There are a few ways to read and write to the PRIMASK register in Cortex-M4:
- Using the MRS and MSR instructions to transfer the PRIMASK bit to a general purpose register like R0.
- Using the special register access instructions CPSID i and CPSIE i to set or clear the PRIMASK in one instruction.
- Directly modifying the memory mapped PRIMASK register if available in the MCU.
For example: /* Read PRIMASK into R0 */ MRS R0, PRIMASK /* Set PRIMASK to disable interrupts */ CPSID i /* Clear PRIMASK to enable interrupts */ CPSIE i
Consult the reference manual for your specific Cortex-M4 MCU to find the exact methods available to access PRIMASK.
Using PRIMASK to Protect Critical Sections
A common use case for PRIMASK is to protect a critical section of code that must not be interrupted by exceptions or preempted by higher priority interrupts. This ensures atomic access to shared resources.
For example: /* Critical section start */ CPSID i // Set PRIMASK to disable interrupts // Access shared resource CPSIE i // Clear PRIMASK to re-enable interrupts /* Critical section end */
It is important to keep the critical section short and re-enable interrupts promptly. Leaving interrupts disabled for too long can negatively impact real-time performance.
Using PRIMASK in Interrupt Service Routines
Another common use of PRIMASK is at the start of interrupt service routines. This prevents nested interrupts which could corrupt state or stack. /* ISR start */ CPSID i // Disable interrupt nesting // ISR code CPSIE i // Re-enable interrupts /* ISR end */
Again it is good practice to only disable interrupts briefly in the ISR. Some Cortex-M4 based MCUs also have nested vectored interrupt controllers to handle nested interrupts in hardware.
PRIMASK vs BASEPRI Registers
Both PRIMASK and BASEPRI can be used to mask interrupts in Cortex-M4. However there are some differences:
- PRIMASK globally disables all maskable interrupts.
- BASEPRI only masks interrupts with a priority lower than the value set in BASEPRI.
- PRIMASK disables all preemption. BASEPRI only masks interrupts allowing higher priority exceptions to preempt.
- BASEPRI requires more code to manage priority levels, PRIMASK is a single bit enables/disable.
So PRIMASK gives a simple global interrupt disable while BASEPRI allows finer grained priority masking control.
Saving and Restoring PRIMASK State
When using PRIMASK in interrupt service routines, it is good practice to save the state of PRIMASK on interrupt entry and restore it on exit. This avoids any side effects on the global interrupt enable state: /* ISR start */ MRS R0, PRIMASK // Save current PRIMASK value CPSID i // Disable interrupts // ISR code MSR PRIMASK, R0 // Restore original PRIMASK state /* ISR end */
This makes the ISR stateless and avoids unintentionally re-enabling interrupts too early or too late.
Prioritizing PRIMASK and BASEPRI Usage

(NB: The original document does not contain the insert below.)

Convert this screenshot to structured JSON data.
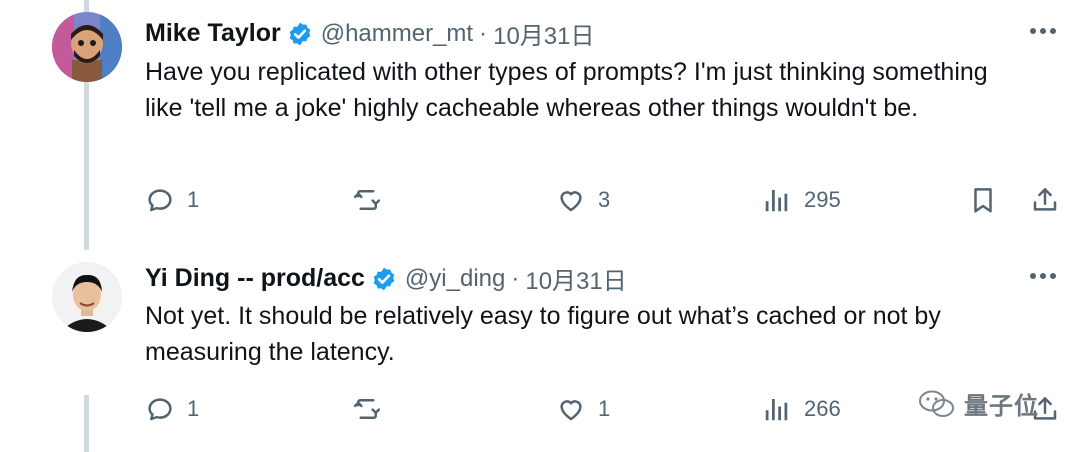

As a best practice guideline for Cortex-M4 development:
- Use PRIMASK sparingly only for critical sections and ISR entry/exit.
- Use BASEPRI more broadly for managing interrupt priorities and preemption.
- Minimize the time interrupts are disabled globally with PRIMASK.
Overusing PRIMASK can negatively impact real-time performance. BASEPRI allows better control of interrupt nesting and priority levels.
Configuring PRIMASK Priority in NVIC
The PRIMASK exception type can be configured in the Nested Vectored Interrupt Controller (NVIC) via the SysTick and PendSV priority registers. Setting PRIMASK priority here controls its preemption by other exceptions when enabled.
Lower numeric priority values have higher logical priority. So setting PRIMASK to low priority in NVIC allows critical exceptions to preempt even when interrupts are disabled by PRIMASK.
The PRIMASK register is a simple but powerful tool for globally disabling and enabling interrupts in Cortex-M4 MCUs. Using PRIMASK appropriately can protect critical sections of code and simplify ISR state management. Combined judiciously with BASEPRI for priority control, PRIMASK helps developers optimize interrupt response and real-time performance in Cortex-M4 application.
Understanding the PRIMASK register, its interaction with BASEPRI, NVIC priorities, and exception preemption is key to utilizing it effectively in Cortex-M4 projects.